“He’s doing the right thing, it’s a very positive step,” said former Democratic Chairman Robert S. Strauss. “The risk to his presidency is not taxes, it’s failing to deal with the budget. He was shooting dice with the economy by not dealing with the budget, but now he’s taking the lead and that will enable the budget summit (among Administration and congressional leaders) to function better.”

Nonetheless, Bush’s action brought cries of anguish from many in his own party.

Although Republican leaders in Congress endorsed his statement Tuesday that “tax revenue increases” should be included in a new budget deficit reduction package, it caused an immediate uproar in the party’s congressional ranks.

Ninety House Republicans fired off a letter to the President declaring that they were “stunned” and would not support a budget package with tax increases. Some Republican strategists said that they fear Bush’s decision will cost the GOP in the 1990 elections, when all 435 House seats and a third of the Senate seats are up for reelection.


The decision also could hurt Bush’s credibility and political popularity, at least temporarily.

Some Republican strategists who fear the tax decision will hurt their party in this year’s elections say that the President was outfoxed by Democrats, who favor tax increases but protected their political flanks by persuading Bush to get out front on the issue.

“He let the Democrats snooker him,” declared Lyn Nofziger, who served as Reagan’s top political adviser. “He has taken away a major issue from his candidates for election and reelection out there and that will cost the Republicans seats in the House and Senate.”

Some right-wing congressional Republicans were incensed at Bush’s about-face. Rep. Dana Rohrabacher (R-Lomita), a former Reagan White House aide, said that raising taxes “is bad politics and bad economics” and “it’s absolutely ridiculous even to put this on the table.”


Rep. Robert S. Walker (R-Pa.), a deputy to House GOP Whip Newt Gingrich (D-Ga.), circulated the letter to Bush that--in just a few hours--drew the signatures of more than half of the House’s 175 Republican members. “We were stunned by your announcement that you would be willing to accept tax revenue increases. . . . We will not vote for a budget package that increases tax rates for the American people,” the letter said.

Walker called Bush’s statement “a fairly dumb trial balloon” and predicted only a handful of House Republicans would support a tax increase in a budget compromise.

Howard Phillips, chairman of the Conservative Caucus, called the President’s statement “really stupid” and said it “cut the ground out from under every Republican candidate for the Senate and House.”

“Higher taxes was the only real dividing line left between the parties,” Phillips said. “We’ve seen Bush move toward pro-abortion, funding homosexual groups, embracing Nelson Mandela, the clean-air bill and a delay in off-shore oil drilling. He’s appealing to the constituencies of the Democratic Party instead of the constituencies that supported him in 1988.”
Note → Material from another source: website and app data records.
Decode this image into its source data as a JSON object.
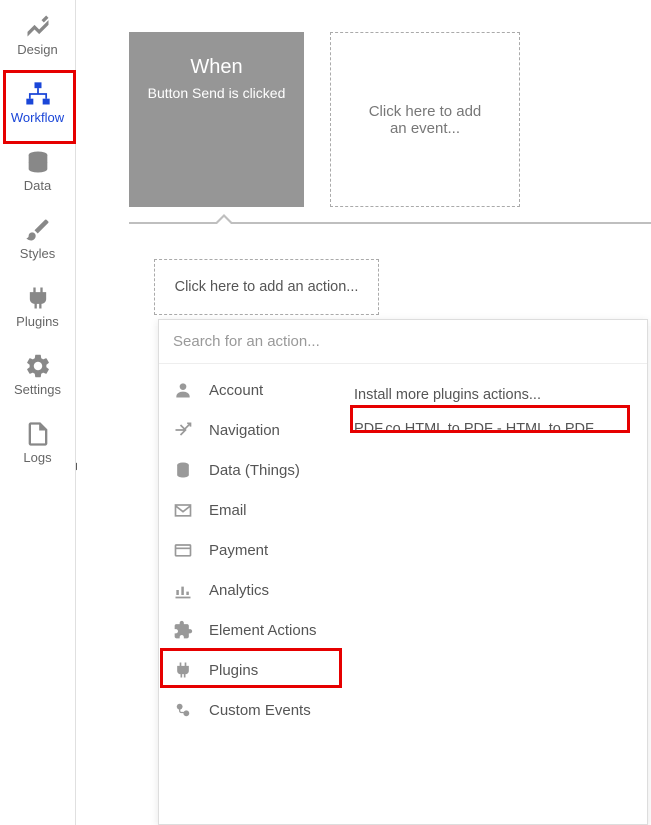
{
  "sidebar": {
    "items": [
      {
        "label": "Design"
      },
      {
        "label": "Workflow"
      },
      {
        "label": "Data"
      },
      {
        "label": "Styles"
      },
      {
        "label": "Plugins"
      },
      {
        "label": "Settings"
      },
      {
        "label": "Logs"
      }
    ]
  },
  "event": {
    "title": "When",
    "subtitle": "Button Send is clicked"
  },
  "add_event_label": "Click here to add an event...",
  "add_action_label": "Click here to add an action...",
  "search_placeholder": "Search for an action...",
  "categories": [
    {
      "label": "Account"
    },
    {
      "label": "Navigation"
    },
    {
      "label": "Data (Things)"
    },
    {
      "label": "Email"
    },
    {
      "label": "Payment"
    },
    {
      "label": "Analytics"
    },
    {
      "label": "Element Actions"
    },
    {
      "label": "Plugins"
    },
    {
      "label": "Custom Events"
    }
  ],
  "results": {
    "install_label": "Install more plugins actions...",
    "items": [
      {
        "label": "PDF.co HTML to PDF - HTML to PDF"
      }
    ]
  }
}
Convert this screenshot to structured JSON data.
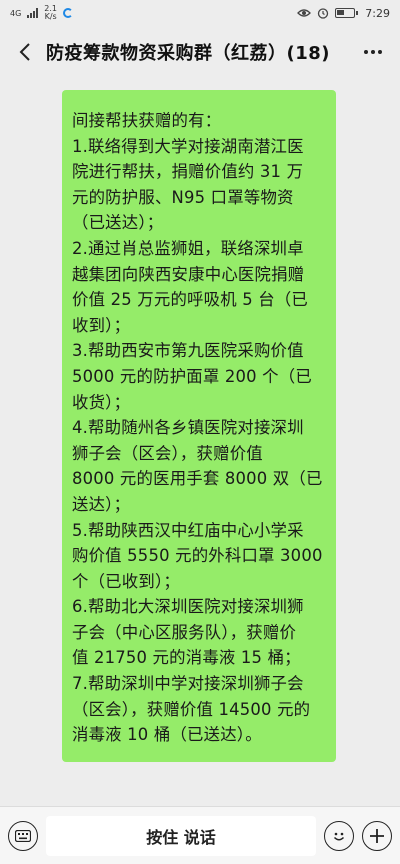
{
  "status_bar": {
    "network": "4G",
    "speed_value": "2.1",
    "speed_unit": "K/s",
    "time": "7:29"
  },
  "header": {
    "title": "防疫筹款物资采购群（红荔）(18)"
  },
  "message": {
    "lines": [
      "间接帮扶获赠的有：",
      "1.联络得到大学对接湖南潜江医",
      "院进行帮扶，捐赠价值约 31 万",
      "元的防护服、N95 口罩等物资",
      "（已送达）；",
      "2.通过肖总监狮姐，联络深圳卓",
      "越集团向陕西安康中心医院捐赠",
      "价值 25 万元的呼吸机 5 台（已",
      "收到）；",
      "3.帮助西安市第九医院采购价值",
      "5000 元的防护面罩 200 个（已",
      "收货）；",
      "4.帮助随州各乡镇医院对接深圳",
      "狮子会（区会），获赠价值",
      "8000 元的医用手套 8000 双（已",
      "送达）；",
      "5.帮助陕西汉中红庙中心小学采",
      "购价值 5550 元的外科口罩 3000",
      "个（已收到）；",
      "6.帮助北大深圳医院对接深圳狮",
      "子会（中心区服务队），获赠价",
      "值 21750 元的消毒液 15 桶；",
      "7.帮助深圳中学对接深圳狮子会",
      "（区会），获赠价值 14500 元的",
      "消毒液 10 桶（已送达）。"
    ]
  },
  "input_bar": {
    "hold_to_talk": "按住 说话"
  },
  "colors": {
    "bubble": "#95ec69",
    "background": "#ededed"
  },
  "icons": {
    "back": "chevron-left-icon",
    "more": "more-dots-icon",
    "keyboard": "keyboard-icon",
    "emoji": "emoji-icon",
    "plus": "plus-icon"
  }
}
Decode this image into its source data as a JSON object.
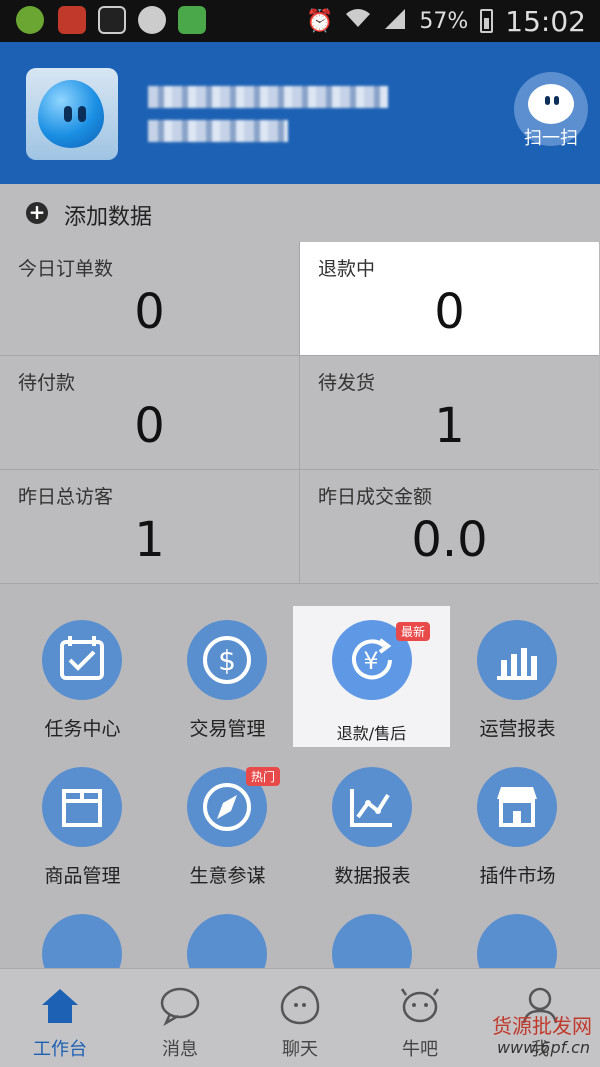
{
  "status_bar": {
    "battery": "57%",
    "time": "15:02"
  },
  "header": {
    "avatar_icon": "wangwang-mascot-icon",
    "scan_label": "扫一扫"
  },
  "add_data": {
    "label": "添加数据"
  },
  "stats": [
    {
      "label": "今日订单数",
      "value": "0"
    },
    {
      "label": "退款中",
      "value": "0"
    },
    {
      "label": "待付款",
      "value": "0"
    },
    {
      "label": "待发货",
      "value": "1"
    },
    {
      "label": "昨日总访客",
      "value": "1"
    },
    {
      "label": "昨日成交金额",
      "value": "0.0"
    }
  ],
  "tools": [
    {
      "label": "任务中心",
      "icon": "calendar-check-icon"
    },
    {
      "label": "交易管理",
      "icon": "dollar-coin-icon"
    },
    {
      "label": "退款/售后",
      "icon": "yuan-refresh-icon",
      "badge": "最新"
    },
    {
      "label": "运营报表",
      "icon": "bar-chart-icon"
    },
    {
      "label": "商品管理",
      "icon": "box-icon"
    },
    {
      "label": "生意参谋",
      "icon": "compass-icon",
      "badge": "热门"
    },
    {
      "label": "数据报表",
      "icon": "line-chart-icon"
    },
    {
      "label": "插件市场",
      "icon": "store-icon"
    }
  ],
  "nav": [
    {
      "label": "工作台",
      "icon": "home-icon"
    },
    {
      "label": "消息",
      "icon": "chat-bubble-icon"
    },
    {
      "label": "聊天",
      "icon": "wangwang-icon"
    },
    {
      "label": "牛吧",
      "icon": "cow-icon"
    },
    {
      "label": "我",
      "icon": "person-icon"
    }
  ],
  "watermark": {
    "text": "货源批发网",
    "url": "www.6pf.cn"
  },
  "colors": {
    "header": "#1d61b4",
    "tile_icon": "#5a8fcf",
    "badge": "#e84a4a"
  }
}
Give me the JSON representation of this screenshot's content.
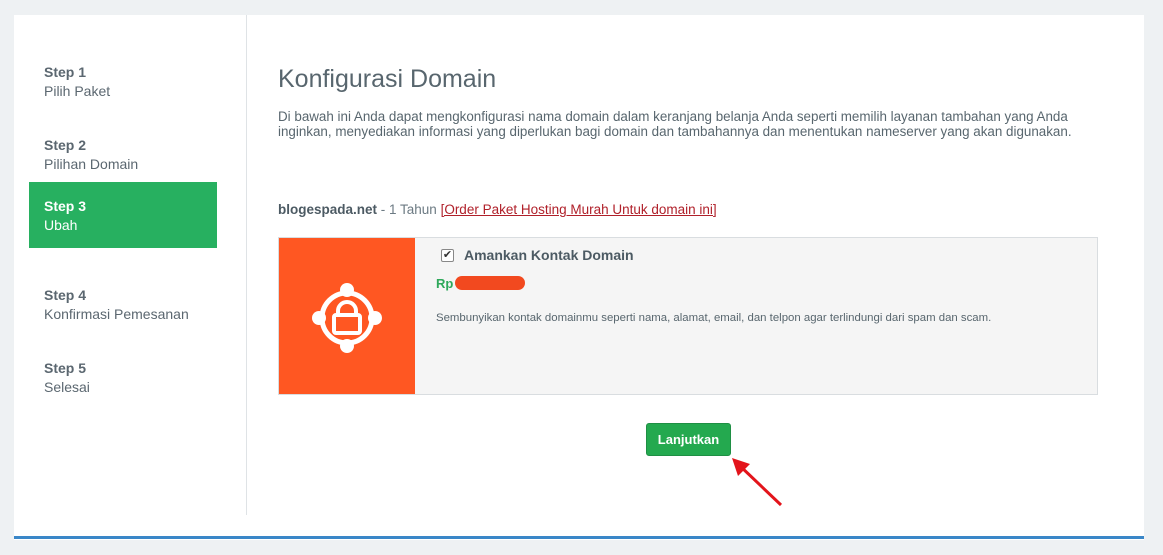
{
  "sidebar": {
    "steps": [
      {
        "num": "Step 1",
        "label": "Pilih Paket"
      },
      {
        "num": "Step 2",
        "label": "Pilihan Domain"
      },
      {
        "num": "Step 3",
        "label": "Ubah"
      },
      {
        "num": "Step 4",
        "label": "Konfirmasi Pemesanan"
      },
      {
        "num": "Step 5",
        "label": "Selesai"
      }
    ],
    "active_step": "Step 3"
  },
  "main": {
    "title": "Konfigurasi Domain",
    "description": "Di bawah ini Anda dapat mengkonfigurasi nama domain dalam keranjang belanja Anda seperti memilih layanan tambahan yang Anda inginkan, menyediakan informasi yang diperlukan bagi domain dan tambahannya dan menentukan nameserver yang akan digunakan.",
    "domain": {
      "name": "blogespada.net",
      "term": " - 1 Tahun ",
      "hosting_link": "[Order Paket Hosting Murah Untuk domain ini]"
    },
    "addon": {
      "checked": true,
      "name": "Amankan Kontak Domain",
      "price_prefix": "Rp",
      "description": "Sembunyikan kontak domainmu seperti nama, alamat, email, dan telpon agar terlindungi dari spam dan scam.",
      "icon": "lock-shield-icon"
    },
    "continue_label": "Lanjutkan"
  },
  "colors": {
    "active_step": "#27b060",
    "addon_icon_bg": "#ff5722",
    "button": "#24a94f",
    "link": "#b0202a",
    "accent_bar": "#3a87c8"
  }
}
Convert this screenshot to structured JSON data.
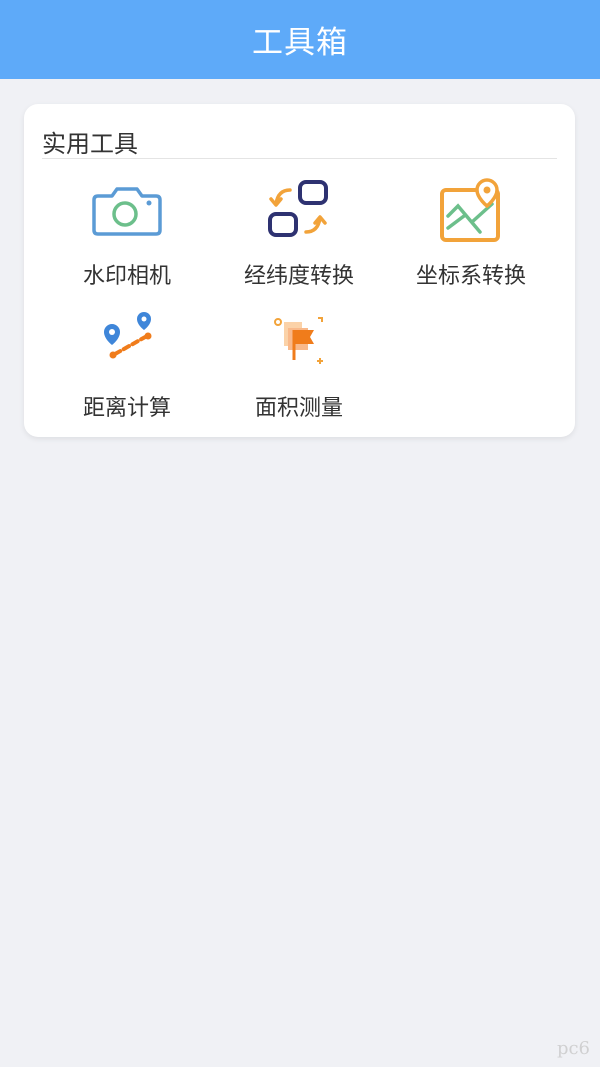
{
  "header": {
    "title": "工具箱"
  },
  "section": {
    "title": "实用工具"
  },
  "tools": [
    {
      "label": "水印相机",
      "icon": "camera-icon"
    },
    {
      "label": "经纬度转换",
      "icon": "coordinate-swap-icon"
    },
    {
      "label": "坐标系转换",
      "icon": "map-pin-icon"
    },
    {
      "label": "距离计算",
      "icon": "distance-icon"
    },
    {
      "label": "面积测量",
      "icon": "flag-area-icon"
    }
  ],
  "watermark": "pc6",
  "colors": {
    "header_bg": "#5eaaf9",
    "page_bg": "#f0f1f5",
    "blue": "#5b9bd5",
    "navy": "#2e3271",
    "orange": "#f2a33a",
    "green": "#6cbf8b",
    "accent_orange": "#f07c1b"
  }
}
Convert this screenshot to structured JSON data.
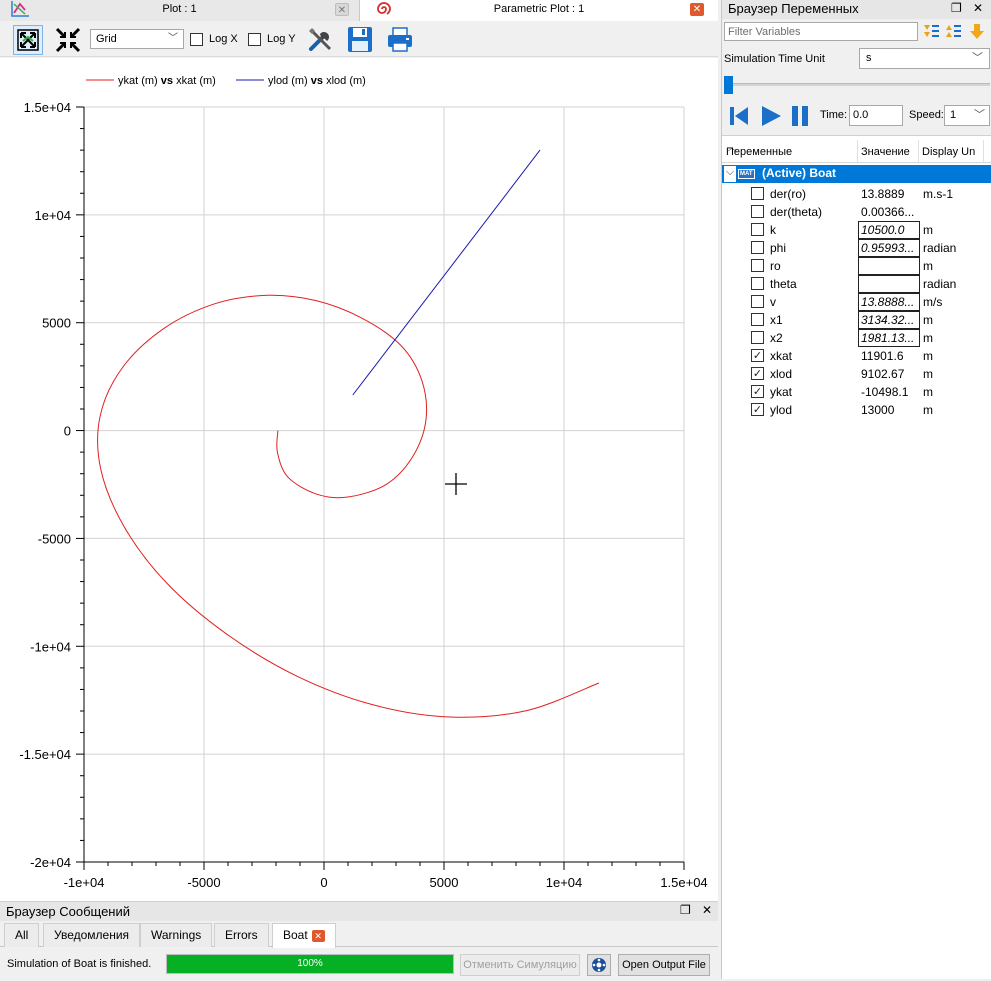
{
  "tabs": [
    {
      "title": "Plot : 1",
      "icon": "plot-icon",
      "active": false
    },
    {
      "title": "Parametric Plot : 1",
      "icon": "parametric-plot-icon",
      "active": true
    }
  ],
  "toolbar": {
    "grid_select": "Grid",
    "log_x": "Log X",
    "log_y": "Log Y"
  },
  "chart_data": {
    "type": "line",
    "title": "",
    "xlabel": "",
    "ylabel": "",
    "xlim": [
      -10000,
      15000
    ],
    "ylim": [
      -20000,
      15000
    ],
    "grid": true,
    "legend_position": "top-left",
    "x_ticks": [
      "-1e+04",
      "-5000",
      "0",
      "5000",
      "1e+04",
      "1.5e+04"
    ],
    "y_ticks": [
      "1.5e+04",
      "1e+04",
      "5000",
      "0",
      "-5000",
      "-1e+04",
      "-1.5e+04",
      "-2e+04"
    ],
    "legend": [
      {
        "y": "ykat (m)",
        "vs": "vs",
        "x": "xkat (m)",
        "color": "#e02020"
      },
      {
        "y": "ylod (m)",
        "vs": "vs",
        "x": "xlod (m)",
        "color": "#1818b0"
      }
    ],
    "series": [
      {
        "name": "ykat (m) vs xkat (m)",
        "color": "#e02020",
        "kind": "spiral",
        "x": [
          -1920,
          -1940,
          -1500,
          -300,
          1000,
          2600,
          3700,
          4250,
          4070,
          3200,
          1550,
          -350,
          -2360,
          -4540,
          -6690,
          -8410,
          -9330,
          -9300,
          -8340,
          -6580,
          -4100,
          -1190,
          2000,
          5260,
          8440,
          11460
        ],
        "y": [
          0,
          -1000,
          -2160,
          -2950,
          -3080,
          -2490,
          -1200,
          510,
          2340,
          3950,
          5230,
          6030,
          6270,
          5880,
          4720,
          2900,
          660,
          -1800,
          -4430,
          -7040,
          -9400,
          -11350,
          -12700,
          -13280,
          -12980,
          -11700
        ]
      },
      {
        "name": "ylod (m) vs xlod (m)",
        "color": "#1818b0",
        "kind": "line",
        "x": [
          1200,
          9000
        ],
        "y": [
          1650,
          13000
        ]
      }
    ]
  },
  "messages": {
    "title": "Браузер Сообщений",
    "tabs": [
      "All",
      "Уведомления",
      "Warnings",
      "Errors",
      "Boat"
    ],
    "status": "Simulation of Boat is finished.",
    "progress": 1.0,
    "progress_text": "100%",
    "cancel_button": "Отменить Симуляцию",
    "open_output": "Open Output File"
  },
  "variables": {
    "title": "Браузер Переменных",
    "filter_placeholder": "Filter Variables",
    "sim_time_unit_label": "Simulation Time Unit",
    "sim_time_unit": "s",
    "time_label": "Time:",
    "time_value": "0.0",
    "speed_label": "Speed:",
    "speed_value": "1",
    "columns": [
      "Переменные",
      "Значение",
      "Display Un"
    ],
    "root": {
      "badge": "MAT",
      "name": "(Active) Boat"
    },
    "rows": [
      {
        "name": "der(ro)",
        "value": "13.8889",
        "unit": "m.s-1",
        "checked": false,
        "editable": false
      },
      {
        "name": "der(theta)",
        "value": "0.00366...",
        "unit": "",
        "checked": false,
        "editable": false
      },
      {
        "name": "k",
        "value": "10500.0",
        "unit": "m",
        "checked": false,
        "editable": true
      },
      {
        "name": "phi",
        "value": "0.95993...",
        "unit": "radian",
        "checked": false,
        "editable": true
      },
      {
        "name": "ro",
        "value": "",
        "unit": "m",
        "checked": false,
        "editable": true
      },
      {
        "name": "theta",
        "value": "",
        "unit": "radian",
        "checked": false,
        "editable": true
      },
      {
        "name": "v",
        "value": "13.8888...",
        "unit": "m/s",
        "checked": false,
        "editable": true
      },
      {
        "name": "x1",
        "value": "3134.32...",
        "unit": "m",
        "checked": false,
        "editable": true
      },
      {
        "name": "x2",
        "value": "1981.13...",
        "unit": "m",
        "checked": false,
        "editable": true
      },
      {
        "name": "xkat",
        "value": "11901.6",
        "unit": "m",
        "checked": true,
        "editable": false
      },
      {
        "name": "xlod",
        "value": "9102.67",
        "unit": "m",
        "checked": true,
        "editable": false
      },
      {
        "name": "ykat",
        "value": "-10498.1",
        "unit": "m",
        "checked": true,
        "editable": false
      },
      {
        "name": "ylod",
        "value": "13000",
        "unit": "m",
        "checked": true,
        "editable": false
      }
    ]
  }
}
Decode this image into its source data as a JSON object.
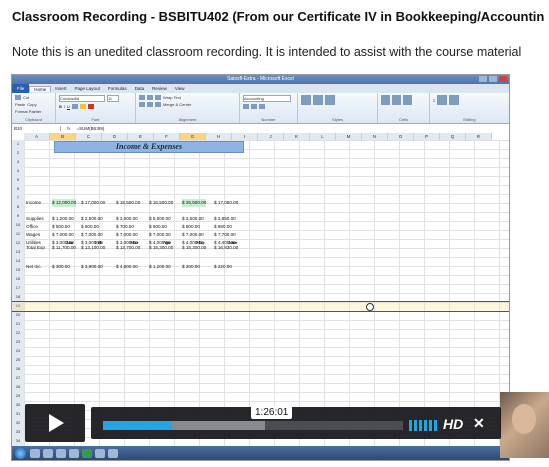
{
  "page": {
    "title": "Classroom Recording - BSBITU402 (From our Certificate IV in Bookkeeping/Accountin",
    "note": "Note this is an unedited classroom recording. It is intended to assist with the course material"
  },
  "excel": {
    "window_title": "Salesfi-Extra - Microsoft Excel",
    "tabs": [
      "File",
      "Home",
      "Insert",
      "Page Layout",
      "Formulas",
      "Data",
      "Review",
      "View"
    ],
    "active_tab": "Home",
    "ribbon": {
      "groups": [
        "Clipboard",
        "Font",
        "Alignment",
        "Number",
        "Styles",
        "Cells",
        "Editing"
      ],
      "font_name": "Constantia",
      "font_size": "11",
      "number_format": "Accounting",
      "wrap_text": "Wrap Text",
      "merge": "Merge & Center",
      "cut": "Cut",
      "copy": "Copy",
      "format_painter": "Format Painter",
      "paste": "Paste"
    },
    "name_box": "B10",
    "formula": "=SUM(B6:B9)",
    "columns": [
      "A",
      "B",
      "C",
      "D",
      "E",
      "F",
      "G",
      "H",
      "I",
      "J",
      "K",
      "L",
      "M",
      "N",
      "O",
      "P",
      "Q",
      "R"
    ],
    "sheet_title": "Income & Expenses",
    "months": [
      "Jan",
      "Feb",
      "Mar",
      "Apr",
      "May",
      "June"
    ],
    "rows": [
      {
        "label": "Income",
        "values": [
          "$ 12,000.00",
          "$ 17,000.00",
          "$ 18,500.00",
          "$ 16,500.00",
          "$ 25,500.00",
          "$ 17,050.00"
        ]
      },
      {
        "label": "Supplies",
        "values": [
          "$ 1,200.00",
          "$ 2,500.00",
          "$ 3,000.00",
          "$ 5,500.00",
          "$ 3,500.00",
          "$ 3,850.00"
        ]
      },
      {
        "label": "Office",
        "values": [
          "$ 500.00",
          "$ 600.00",
          "$ 700.00",
          "$ 600.00",
          "$ 800.00",
          "$ 880.00"
        ]
      },
      {
        "label": "Wages",
        "values": [
          "$ 7,000.00",
          "$ 7,000.00",
          "$ 7,000.00",
          "$ 7,000.00",
          "$ 7,000.00",
          "$ 7,700.00"
        ]
      },
      {
        "label": "Utilities",
        "values": [
          "$ 3,000.00",
          "$ 3,000.00",
          "$ 3,000.00",
          "$ 4,000.00",
          "$ 4,000.00",
          "$ 4,400.00"
        ]
      },
      {
        "label": "Total Exp",
        "values": [
          "$ 11,700.00",
          "$ 13,100.00",
          "$ 13,700.00",
          "$ 15,300.00",
          "$ 15,300.00",
          "$ 16,830.00"
        ]
      },
      {
        "label": "Net Inc.",
        "values": [
          "$ 300.00",
          "$ 3,900.00",
          "$ 4,800.00",
          "$ 1,200.00",
          "$ 200.00",
          "$ 220.00"
        ]
      }
    ]
  },
  "player": {
    "time": "1:26:01",
    "progress_played": 0.23,
    "progress_loaded": 0.54,
    "hd_label": "HD"
  }
}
Some Democrats also reacted critically.

Rep. Beryl Anthony Jr. (D-Ark.), chairman of the Democratic Congressional Campaign Committee, caustically referred to Bush’s “sudden case of honesty,” which Anthony noted “has already caused problems in his own party.”

Anthony, declaring Bush’s statement an admission “that the Republican economic policies of the last 10 years were a dismal failure,” pointed out that Ed Rollins, head of the GOP House campaign committee, has said that Bush’s abandonment of the no-new-taxes pledge would result in election day losses for his party.

Staff writer Robert Shogan contributed to this article.